1. One of the consequences of Dr H deciding to fight the Commonwealth's decision to revoke his visa is that the surety has not been paid and he is spending the next few weeks in remand in Brisbane instead of at Villawood Detention Centre in Sydney (where people undergoing immigration detention are kept.) The detention in Brisbane is described in The Age as follows:
It seems certain that the Villawood detention centre would have conditions nothing like this, as he would be bailed on the criminal charge and simply be there as a visa-less person awaiting his ticket overseas after the trial on the Brisbane charge.
Queensland Corrective Services Minister Judy Spence said Haneef would face a different regime to other prisoners.
He would be allowed no contact with other inmates and would be given an hour a day to exercise. Ms Spence said Haneef would be managed as a terror prisoner under terrorism legislation.
"Anyone who is charged under terrorist legislation is obviously seen as a greater threat to the good order of our society than other type of prisoners," she said. "A terrorist prisoner is required to be held apart from the mainstream prison population, so he will be held in a segregated environment."

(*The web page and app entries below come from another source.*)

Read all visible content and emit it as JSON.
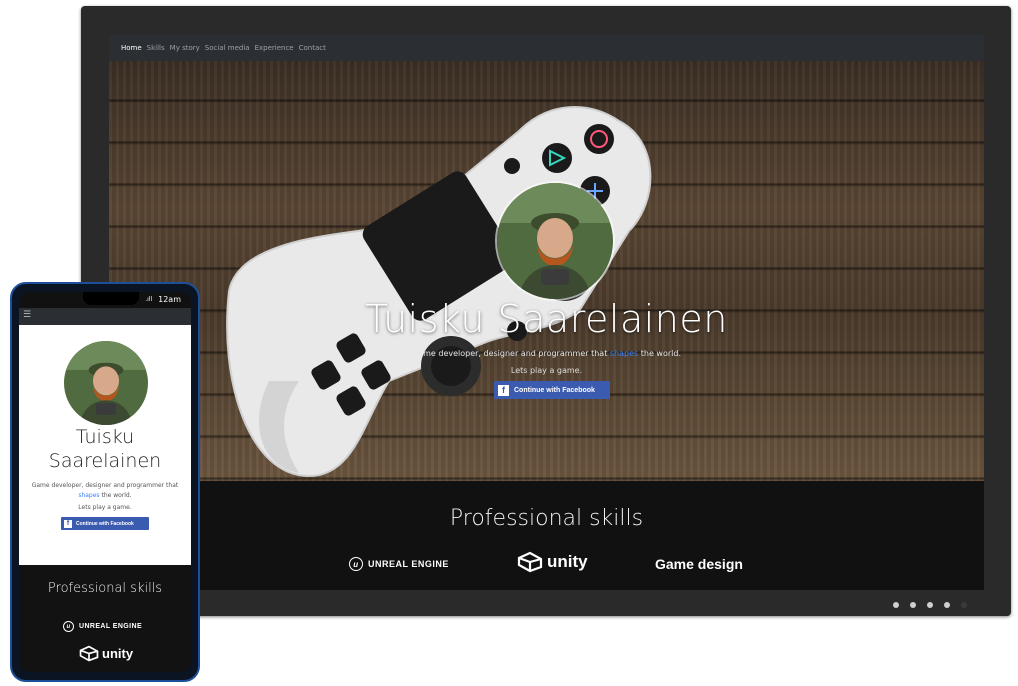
{
  "nav": {
    "items": [
      {
        "label": "Home",
        "active": true
      },
      {
        "label": "Skills",
        "active": false
      },
      {
        "label": "My story",
        "active": false
      },
      {
        "label": "Social media",
        "active": false
      },
      {
        "label": "Experience",
        "active": false
      },
      {
        "label": "Contact",
        "active": false
      }
    ]
  },
  "hero": {
    "name": "Tuisku Saarelainen",
    "tagline_before": "Game developer, designer and programmer that ",
    "tagline_accent": "shapes",
    "tagline_after": " the world.",
    "play_text": "Lets play a game.",
    "facebook_button": "Continue with Facebook",
    "facebook_icon": "f"
  },
  "skills": {
    "title": "Professional skills",
    "items": [
      {
        "label": "UNREAL ENGINE",
        "icon": "unreal-engine-logo"
      },
      {
        "label": "unity",
        "icon": "unity-logo"
      },
      {
        "label": "Game design",
        "icon": ""
      }
    ]
  },
  "carousel": {
    "total": 5,
    "active_count": 4
  },
  "phone": {
    "time": "12am",
    "signal": ".ıll",
    "name_line1": "Tuisku",
    "name_line2": "Saarelainen",
    "tagline_before": "Game developer, designer and programmer that ",
    "tagline_accent": "shapes",
    "tagline_after": " the world.",
    "play_text": "Lets play a game.",
    "facebook_button": "Continue with Facebook",
    "skills_title": "Professional skills",
    "skills": [
      {
        "label": "UNREAL ENGINE",
        "icon": "unreal-engine-logo"
      },
      {
        "label": "unity",
        "icon": "unity-logo"
      }
    ]
  },
  "colors": {
    "accent": "#3b82f6",
    "facebook": "#3b5bb0",
    "nav_bg": "#2b2f33",
    "skills_bg": "#111111"
  }
}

I wonder whether his lawyers have made this clear to him, as spending a few more weeks in custody as a terrorist subject is a serious issue. (There is also the issue of the ease with which he can get access to lawyers when in Villawood. However, it's not like Sydney is a million miles from Brisbane, and I expect telephone contact is readily available. Who is paying for his representation anyway? That has never been made clear to me.)
2. I am curious as to what people think about this hypothetical: if the doctor were lodging his visa application today, after the attempted attacks in England by the relatives he has obviously been close to, should the government approve his visa? What would the media reaction be if it was disclosed that he had been approved to come here, despite the family connections, and sharing the same profession?
Should the government in that circumstance simply accept the applicant's claim that he knew nothing of his relative's plans, and only ever had "innocent" association with them?
If you think that the government in that hypothetical situation should not approve the visa application, acting on a precautionary principle, then how could you really complain about the government revoking his visa now?
There is too much hot air blowing around this case, mainly from lawyers. I don't like the media and other's role too (whoever was leaking before the barrister did too.) It's reflecting badly on both sides if you ask me, but I still don't think the government is going to (or should) lose on the issue of deporting him.